Public Panel on United Nations Sustainable Development Goals Held in Montreal

Environmental, Refugee and Financial Concerns Among Issues Being Addressed

Permanent Representative of Canada to the United Nations, Marc-André Blanchard was personally disappointed that the UN’s SDGs received so little media attention. Photo Miriam Lafontaine

The United Nations Association of Canada organized a public panel to discuss a set of Sustainable Development Goals and how Canada can help accomplish these by 2030, on Nov. 4 in the OACI building on Robert Bourassa Blvd.

Passed in September 2015, the 2030 Agenda has 17 goals, with a combined 169 targets, that focus on a variety of issues including protecting the environment, ending poverty, fighting against climate change, reducing gender inequalities and financial inequalities, and ensuring quality education for all.

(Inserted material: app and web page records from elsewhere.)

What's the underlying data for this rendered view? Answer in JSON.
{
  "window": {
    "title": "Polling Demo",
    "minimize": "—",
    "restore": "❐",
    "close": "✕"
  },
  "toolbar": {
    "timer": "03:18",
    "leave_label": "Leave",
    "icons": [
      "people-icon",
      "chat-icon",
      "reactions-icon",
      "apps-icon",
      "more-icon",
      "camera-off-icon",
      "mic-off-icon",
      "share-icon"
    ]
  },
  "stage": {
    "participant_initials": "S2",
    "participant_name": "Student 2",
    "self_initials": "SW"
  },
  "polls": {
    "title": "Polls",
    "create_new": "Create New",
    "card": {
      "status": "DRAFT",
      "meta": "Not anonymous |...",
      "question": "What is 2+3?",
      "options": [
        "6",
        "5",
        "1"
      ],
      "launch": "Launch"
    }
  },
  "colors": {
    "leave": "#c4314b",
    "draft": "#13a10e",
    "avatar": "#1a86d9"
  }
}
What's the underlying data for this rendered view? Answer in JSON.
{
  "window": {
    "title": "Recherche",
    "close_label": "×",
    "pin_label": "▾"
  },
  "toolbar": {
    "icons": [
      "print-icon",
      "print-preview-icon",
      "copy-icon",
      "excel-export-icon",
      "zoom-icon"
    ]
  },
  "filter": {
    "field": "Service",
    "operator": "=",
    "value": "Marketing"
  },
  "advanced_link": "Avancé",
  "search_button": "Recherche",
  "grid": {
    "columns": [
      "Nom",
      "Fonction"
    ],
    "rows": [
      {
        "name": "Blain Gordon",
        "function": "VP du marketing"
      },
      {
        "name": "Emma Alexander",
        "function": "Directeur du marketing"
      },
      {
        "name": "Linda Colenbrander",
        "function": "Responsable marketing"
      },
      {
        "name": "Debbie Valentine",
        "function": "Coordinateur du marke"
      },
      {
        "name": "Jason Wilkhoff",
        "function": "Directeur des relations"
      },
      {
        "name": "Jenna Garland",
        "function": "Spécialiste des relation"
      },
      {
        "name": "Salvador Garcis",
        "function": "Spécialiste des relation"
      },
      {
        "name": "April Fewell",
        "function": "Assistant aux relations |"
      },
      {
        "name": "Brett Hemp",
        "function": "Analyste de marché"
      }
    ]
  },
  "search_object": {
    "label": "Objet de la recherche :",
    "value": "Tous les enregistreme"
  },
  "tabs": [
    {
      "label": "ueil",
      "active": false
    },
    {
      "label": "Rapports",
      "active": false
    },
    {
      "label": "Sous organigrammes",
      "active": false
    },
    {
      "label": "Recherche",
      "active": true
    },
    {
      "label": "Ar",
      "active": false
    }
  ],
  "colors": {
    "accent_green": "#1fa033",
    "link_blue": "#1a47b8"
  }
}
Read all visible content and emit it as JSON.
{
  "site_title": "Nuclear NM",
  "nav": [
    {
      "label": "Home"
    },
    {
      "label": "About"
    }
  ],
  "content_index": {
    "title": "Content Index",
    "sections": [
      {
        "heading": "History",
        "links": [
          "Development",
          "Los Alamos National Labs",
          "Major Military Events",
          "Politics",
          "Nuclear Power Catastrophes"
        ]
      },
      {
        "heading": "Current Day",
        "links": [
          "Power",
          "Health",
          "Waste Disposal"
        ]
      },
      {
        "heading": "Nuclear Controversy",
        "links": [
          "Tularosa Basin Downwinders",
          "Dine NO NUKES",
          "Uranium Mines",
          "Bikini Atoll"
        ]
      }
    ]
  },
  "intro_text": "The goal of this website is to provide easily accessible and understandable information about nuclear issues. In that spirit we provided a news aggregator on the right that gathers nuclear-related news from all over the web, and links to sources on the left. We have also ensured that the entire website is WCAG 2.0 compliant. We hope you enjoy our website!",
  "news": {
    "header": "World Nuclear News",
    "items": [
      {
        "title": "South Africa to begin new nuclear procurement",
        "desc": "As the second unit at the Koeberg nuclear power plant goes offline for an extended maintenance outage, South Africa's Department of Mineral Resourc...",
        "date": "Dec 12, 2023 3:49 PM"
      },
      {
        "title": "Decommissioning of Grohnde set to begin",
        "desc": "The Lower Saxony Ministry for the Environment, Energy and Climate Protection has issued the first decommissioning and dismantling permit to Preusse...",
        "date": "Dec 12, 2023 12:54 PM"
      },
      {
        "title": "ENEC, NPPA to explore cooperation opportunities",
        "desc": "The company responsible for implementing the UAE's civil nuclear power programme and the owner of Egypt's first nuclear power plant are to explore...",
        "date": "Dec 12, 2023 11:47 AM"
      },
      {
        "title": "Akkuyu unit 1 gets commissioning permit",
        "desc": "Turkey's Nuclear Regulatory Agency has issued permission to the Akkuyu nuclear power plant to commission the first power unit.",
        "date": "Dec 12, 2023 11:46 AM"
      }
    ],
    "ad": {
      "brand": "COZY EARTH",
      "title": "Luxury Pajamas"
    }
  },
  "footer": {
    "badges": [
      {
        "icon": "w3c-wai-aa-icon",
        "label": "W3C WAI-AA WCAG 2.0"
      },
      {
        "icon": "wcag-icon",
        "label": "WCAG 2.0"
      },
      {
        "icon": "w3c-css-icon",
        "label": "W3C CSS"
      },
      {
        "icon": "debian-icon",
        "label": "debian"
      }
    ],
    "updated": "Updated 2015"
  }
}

Permanent Representative of Canada to the United Nations, Marc-André Blanchard was personally disappointed that the UN’s SDGs received so little media attention.

“It was the first time, in the history of the UN that the 193 members states came together to decide on a strategic plan for the planet for the next 15 years,” he explained.

Dr. Braulio Diaz, the Executive Secretary of the UN’s Convention on Biological Diversity, said the UN plans to collaborate with stakeholders to ensure the protection of biodiversity of the planet.

The need is urgent, he said.

“We’re losing biodiversity at an increasing rate,” Braulio explained. “Extinction rate is more than a 1,000 times higher than it was before the Industrial Revolution—we’ve lost almost 90 per cent of all the world’s wetlands, more than 50 per cent of the world’s forests and more than 90 per cent of all large fish species.”

So far the Convention on Biological Diversity have been working with institutions such as national and provincial governments, cities and business by helping them to create policies that protect biodiversity and reduce their ecological footprint.

He also said they are working on creating stricter bio-safety rules for genetically modified organisms, and supporting Indigenous communities in their goals to protect the environment.

Braulio later expressed concern over the recently passed Paris Agreement, signed by 193 countries, to keep a rise in global average temperatures below 2 C to effectively combat climate change.

“Scientists already indicate that even the 2 C ceiling is perhaps too high, and that it will be too damaging to human lives and the environment,” he said.

The targets agreed upon in the Paris Agreement, he explained, would not ensure staying below this limit. “At the best, if all these commitments are really implemented, we will go beyond 3 C.”

He then went on to say that scientists are now estimating we would have to keep average temperatures from increasing by 1.5 C in order to prevent environmental collapse.

Although the 2030 SDG Agenda has no goal which is focused specifically on refugees, Denise Otis—the legal officer at the UN High Commissioner for Refugees in Canada—believes the UNHCR will be able to support the UN in achieving their goals to reduce poverty, increase food security, and increase inclusive and just societies through the aid of refugees.

“The agenda makes an explicit pledge to leave no one behind, and this is fundamental for the inclusion of refugees and internally displaced people,” she said.

They will do this by continuing to provide shelter, food, water and medical care to refugees around the world and in Canada, Otis explained. She said this will be accomplished by continuing to make commentaries on country’s laws and regulations surrounding refugees, and holding countries accountable for how they treat them.

Many of the UN’s statistics are collected by their Educational Scientific and Cultural Organization’s Institute for Statistics office in Montreal. Using the collected numbers, the UN says they will be able to accurately monitor if they are reaching their SDGs, or if more action and planning is needed.

“Our data [helps to hold] governments accountable, and helps keep them on track on how they should create policies,” said Dr. Silvia Montoya, the director of UNESCO Institute for Statistics.

But overall, Montoya said what the UN is able to do ultimately is limited. It cannot force countries to act in a certain way. They can merely report on countries and make recommendations to them on how they should structure their policies.